## Exercise objective
What lines of the data hold the string "респираторлық"? Pull each one out.

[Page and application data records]
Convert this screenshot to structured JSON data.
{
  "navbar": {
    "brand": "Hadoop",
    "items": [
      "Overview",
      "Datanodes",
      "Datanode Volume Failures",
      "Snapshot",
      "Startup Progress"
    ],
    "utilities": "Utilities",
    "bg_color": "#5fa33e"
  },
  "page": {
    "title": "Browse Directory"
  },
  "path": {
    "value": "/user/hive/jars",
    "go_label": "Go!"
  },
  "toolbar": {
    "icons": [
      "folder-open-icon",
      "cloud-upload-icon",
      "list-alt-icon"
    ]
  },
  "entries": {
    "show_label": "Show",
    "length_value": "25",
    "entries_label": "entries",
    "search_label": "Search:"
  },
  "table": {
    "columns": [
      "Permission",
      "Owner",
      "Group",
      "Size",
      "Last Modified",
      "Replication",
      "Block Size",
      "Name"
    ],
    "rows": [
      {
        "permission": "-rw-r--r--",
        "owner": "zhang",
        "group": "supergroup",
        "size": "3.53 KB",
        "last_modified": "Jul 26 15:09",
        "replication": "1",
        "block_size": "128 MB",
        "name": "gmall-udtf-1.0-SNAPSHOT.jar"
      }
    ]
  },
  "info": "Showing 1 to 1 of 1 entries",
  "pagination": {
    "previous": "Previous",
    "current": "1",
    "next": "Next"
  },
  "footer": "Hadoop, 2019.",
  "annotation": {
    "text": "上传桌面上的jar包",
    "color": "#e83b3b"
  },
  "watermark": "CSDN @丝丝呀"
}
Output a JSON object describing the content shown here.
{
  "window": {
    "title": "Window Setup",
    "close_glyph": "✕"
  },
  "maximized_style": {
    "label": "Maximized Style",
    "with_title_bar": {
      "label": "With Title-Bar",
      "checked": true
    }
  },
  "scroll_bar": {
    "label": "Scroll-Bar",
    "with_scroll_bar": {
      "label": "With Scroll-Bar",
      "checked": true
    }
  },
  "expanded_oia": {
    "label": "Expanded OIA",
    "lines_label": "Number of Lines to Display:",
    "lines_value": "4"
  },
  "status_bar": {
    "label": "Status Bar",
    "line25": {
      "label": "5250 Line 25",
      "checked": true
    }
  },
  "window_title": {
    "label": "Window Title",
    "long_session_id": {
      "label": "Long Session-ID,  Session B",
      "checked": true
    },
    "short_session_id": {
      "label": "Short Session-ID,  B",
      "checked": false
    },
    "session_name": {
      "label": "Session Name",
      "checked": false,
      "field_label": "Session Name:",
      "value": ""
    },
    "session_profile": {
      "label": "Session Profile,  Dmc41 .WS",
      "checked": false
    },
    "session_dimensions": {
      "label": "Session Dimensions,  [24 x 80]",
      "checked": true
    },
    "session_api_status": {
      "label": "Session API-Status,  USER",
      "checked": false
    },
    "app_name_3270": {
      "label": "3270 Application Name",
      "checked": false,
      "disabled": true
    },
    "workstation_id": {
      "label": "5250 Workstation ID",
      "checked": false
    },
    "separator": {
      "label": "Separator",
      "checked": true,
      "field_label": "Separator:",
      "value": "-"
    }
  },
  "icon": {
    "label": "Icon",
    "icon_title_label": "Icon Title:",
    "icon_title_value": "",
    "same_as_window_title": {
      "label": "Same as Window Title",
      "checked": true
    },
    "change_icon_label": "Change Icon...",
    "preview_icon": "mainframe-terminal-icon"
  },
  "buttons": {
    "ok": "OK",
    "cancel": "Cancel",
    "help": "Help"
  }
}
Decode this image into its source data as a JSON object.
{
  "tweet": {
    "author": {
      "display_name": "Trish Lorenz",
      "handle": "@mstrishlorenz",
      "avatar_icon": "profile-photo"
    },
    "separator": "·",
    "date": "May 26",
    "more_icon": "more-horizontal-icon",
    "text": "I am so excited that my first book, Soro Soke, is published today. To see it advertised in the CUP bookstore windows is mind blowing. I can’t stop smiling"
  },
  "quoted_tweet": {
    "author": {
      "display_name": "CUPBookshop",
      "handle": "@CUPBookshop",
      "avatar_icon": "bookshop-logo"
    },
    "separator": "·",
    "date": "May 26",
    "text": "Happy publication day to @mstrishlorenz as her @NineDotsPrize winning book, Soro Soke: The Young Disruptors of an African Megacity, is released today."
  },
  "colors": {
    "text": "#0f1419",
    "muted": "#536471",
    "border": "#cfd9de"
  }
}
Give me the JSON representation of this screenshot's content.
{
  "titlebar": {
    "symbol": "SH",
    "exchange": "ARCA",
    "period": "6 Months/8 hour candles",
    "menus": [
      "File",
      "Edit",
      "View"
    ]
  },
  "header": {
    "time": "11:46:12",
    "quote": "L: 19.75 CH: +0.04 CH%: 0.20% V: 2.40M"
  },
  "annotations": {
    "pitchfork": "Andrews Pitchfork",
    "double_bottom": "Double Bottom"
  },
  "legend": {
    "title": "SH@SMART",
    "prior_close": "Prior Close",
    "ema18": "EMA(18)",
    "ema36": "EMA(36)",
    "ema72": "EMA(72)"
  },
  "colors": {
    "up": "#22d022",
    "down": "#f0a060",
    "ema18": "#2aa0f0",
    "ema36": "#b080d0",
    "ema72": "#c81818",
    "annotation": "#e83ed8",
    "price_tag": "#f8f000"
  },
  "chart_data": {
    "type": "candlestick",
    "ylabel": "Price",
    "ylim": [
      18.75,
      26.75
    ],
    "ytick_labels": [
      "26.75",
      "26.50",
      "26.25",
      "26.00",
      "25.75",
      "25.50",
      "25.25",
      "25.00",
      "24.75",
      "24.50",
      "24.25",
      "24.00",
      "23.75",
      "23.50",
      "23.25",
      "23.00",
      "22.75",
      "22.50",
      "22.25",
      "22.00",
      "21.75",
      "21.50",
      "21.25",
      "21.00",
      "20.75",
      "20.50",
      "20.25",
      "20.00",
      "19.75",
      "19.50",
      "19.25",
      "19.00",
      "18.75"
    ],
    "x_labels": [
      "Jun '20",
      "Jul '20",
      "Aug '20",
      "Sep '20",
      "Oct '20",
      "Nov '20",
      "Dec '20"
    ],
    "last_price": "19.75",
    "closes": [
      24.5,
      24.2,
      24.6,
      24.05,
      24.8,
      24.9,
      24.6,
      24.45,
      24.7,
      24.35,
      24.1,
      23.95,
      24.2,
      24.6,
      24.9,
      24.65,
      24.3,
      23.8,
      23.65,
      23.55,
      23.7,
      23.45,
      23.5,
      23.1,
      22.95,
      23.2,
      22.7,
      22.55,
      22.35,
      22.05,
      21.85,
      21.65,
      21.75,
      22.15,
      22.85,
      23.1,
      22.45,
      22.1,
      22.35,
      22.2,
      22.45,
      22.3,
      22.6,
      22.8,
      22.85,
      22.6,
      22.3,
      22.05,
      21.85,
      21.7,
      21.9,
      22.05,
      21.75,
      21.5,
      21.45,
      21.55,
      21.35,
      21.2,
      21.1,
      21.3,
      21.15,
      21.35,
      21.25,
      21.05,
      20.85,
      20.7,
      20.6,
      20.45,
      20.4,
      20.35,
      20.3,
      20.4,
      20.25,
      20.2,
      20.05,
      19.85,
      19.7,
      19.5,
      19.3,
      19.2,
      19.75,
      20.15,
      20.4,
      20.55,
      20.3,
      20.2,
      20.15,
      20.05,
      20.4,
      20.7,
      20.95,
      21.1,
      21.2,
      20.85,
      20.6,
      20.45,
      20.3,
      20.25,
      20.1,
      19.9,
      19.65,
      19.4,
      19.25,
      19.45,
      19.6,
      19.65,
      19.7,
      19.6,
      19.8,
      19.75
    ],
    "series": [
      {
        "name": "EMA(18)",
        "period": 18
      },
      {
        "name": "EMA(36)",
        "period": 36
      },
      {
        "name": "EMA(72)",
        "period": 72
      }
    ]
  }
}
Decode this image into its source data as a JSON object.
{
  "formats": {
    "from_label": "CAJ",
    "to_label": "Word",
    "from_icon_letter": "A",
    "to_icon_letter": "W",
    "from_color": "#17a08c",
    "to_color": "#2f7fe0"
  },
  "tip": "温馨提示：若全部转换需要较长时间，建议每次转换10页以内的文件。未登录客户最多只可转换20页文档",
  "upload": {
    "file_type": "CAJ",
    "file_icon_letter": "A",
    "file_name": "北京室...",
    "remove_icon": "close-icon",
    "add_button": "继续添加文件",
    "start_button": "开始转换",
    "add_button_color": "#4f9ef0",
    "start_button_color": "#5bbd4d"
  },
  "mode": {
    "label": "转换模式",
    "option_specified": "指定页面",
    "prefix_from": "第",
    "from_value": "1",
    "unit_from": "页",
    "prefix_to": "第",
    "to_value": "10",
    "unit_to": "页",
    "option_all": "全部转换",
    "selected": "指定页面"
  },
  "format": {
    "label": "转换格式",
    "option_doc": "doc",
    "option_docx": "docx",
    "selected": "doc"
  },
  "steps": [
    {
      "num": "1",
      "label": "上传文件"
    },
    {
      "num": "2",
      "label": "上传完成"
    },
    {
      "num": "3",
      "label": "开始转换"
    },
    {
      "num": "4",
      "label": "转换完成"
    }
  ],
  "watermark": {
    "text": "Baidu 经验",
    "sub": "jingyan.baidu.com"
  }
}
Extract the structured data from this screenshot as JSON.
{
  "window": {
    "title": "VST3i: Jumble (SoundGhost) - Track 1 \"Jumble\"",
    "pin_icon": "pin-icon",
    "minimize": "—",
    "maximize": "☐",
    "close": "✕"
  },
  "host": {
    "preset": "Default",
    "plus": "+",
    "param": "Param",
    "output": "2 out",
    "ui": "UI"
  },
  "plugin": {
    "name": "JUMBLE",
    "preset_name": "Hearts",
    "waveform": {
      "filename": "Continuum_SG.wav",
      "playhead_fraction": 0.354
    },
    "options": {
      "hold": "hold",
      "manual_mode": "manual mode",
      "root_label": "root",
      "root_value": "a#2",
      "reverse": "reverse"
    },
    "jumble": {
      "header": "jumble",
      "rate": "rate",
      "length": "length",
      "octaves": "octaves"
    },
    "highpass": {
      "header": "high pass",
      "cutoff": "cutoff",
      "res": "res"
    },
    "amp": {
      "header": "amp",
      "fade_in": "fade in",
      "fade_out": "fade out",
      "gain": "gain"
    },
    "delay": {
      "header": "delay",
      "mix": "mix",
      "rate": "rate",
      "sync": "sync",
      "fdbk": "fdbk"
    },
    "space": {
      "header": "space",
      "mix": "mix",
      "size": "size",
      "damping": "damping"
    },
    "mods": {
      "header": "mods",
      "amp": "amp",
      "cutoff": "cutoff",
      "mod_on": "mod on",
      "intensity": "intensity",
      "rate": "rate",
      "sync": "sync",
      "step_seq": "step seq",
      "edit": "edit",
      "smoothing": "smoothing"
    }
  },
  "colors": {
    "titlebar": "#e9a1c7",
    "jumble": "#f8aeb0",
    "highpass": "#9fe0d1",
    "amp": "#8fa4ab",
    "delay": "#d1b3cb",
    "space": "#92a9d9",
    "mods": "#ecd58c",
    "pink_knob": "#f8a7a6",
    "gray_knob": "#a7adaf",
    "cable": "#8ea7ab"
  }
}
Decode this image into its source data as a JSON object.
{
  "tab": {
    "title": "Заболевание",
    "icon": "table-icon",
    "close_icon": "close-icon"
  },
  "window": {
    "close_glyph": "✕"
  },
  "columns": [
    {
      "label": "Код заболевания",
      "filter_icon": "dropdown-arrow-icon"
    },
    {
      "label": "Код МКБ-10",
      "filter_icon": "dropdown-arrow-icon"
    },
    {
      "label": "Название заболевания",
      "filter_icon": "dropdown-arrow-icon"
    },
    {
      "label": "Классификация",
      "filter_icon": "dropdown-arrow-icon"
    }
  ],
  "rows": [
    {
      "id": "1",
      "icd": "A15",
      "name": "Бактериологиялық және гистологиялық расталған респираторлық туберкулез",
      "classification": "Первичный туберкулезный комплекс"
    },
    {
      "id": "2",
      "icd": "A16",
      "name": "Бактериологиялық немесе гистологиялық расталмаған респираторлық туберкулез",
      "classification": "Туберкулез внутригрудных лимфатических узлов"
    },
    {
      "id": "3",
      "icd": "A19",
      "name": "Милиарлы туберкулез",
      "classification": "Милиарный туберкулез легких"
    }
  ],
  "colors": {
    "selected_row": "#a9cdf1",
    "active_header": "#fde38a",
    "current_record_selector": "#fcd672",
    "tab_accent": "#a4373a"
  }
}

## Solution for this exercise
      "name": "Бактериологиялық және гистологиялық расталған респираторлық туберкулез",
      "name": "Бактериологиялық немесе гистологиялық расталмаған респираторлық туберкулез",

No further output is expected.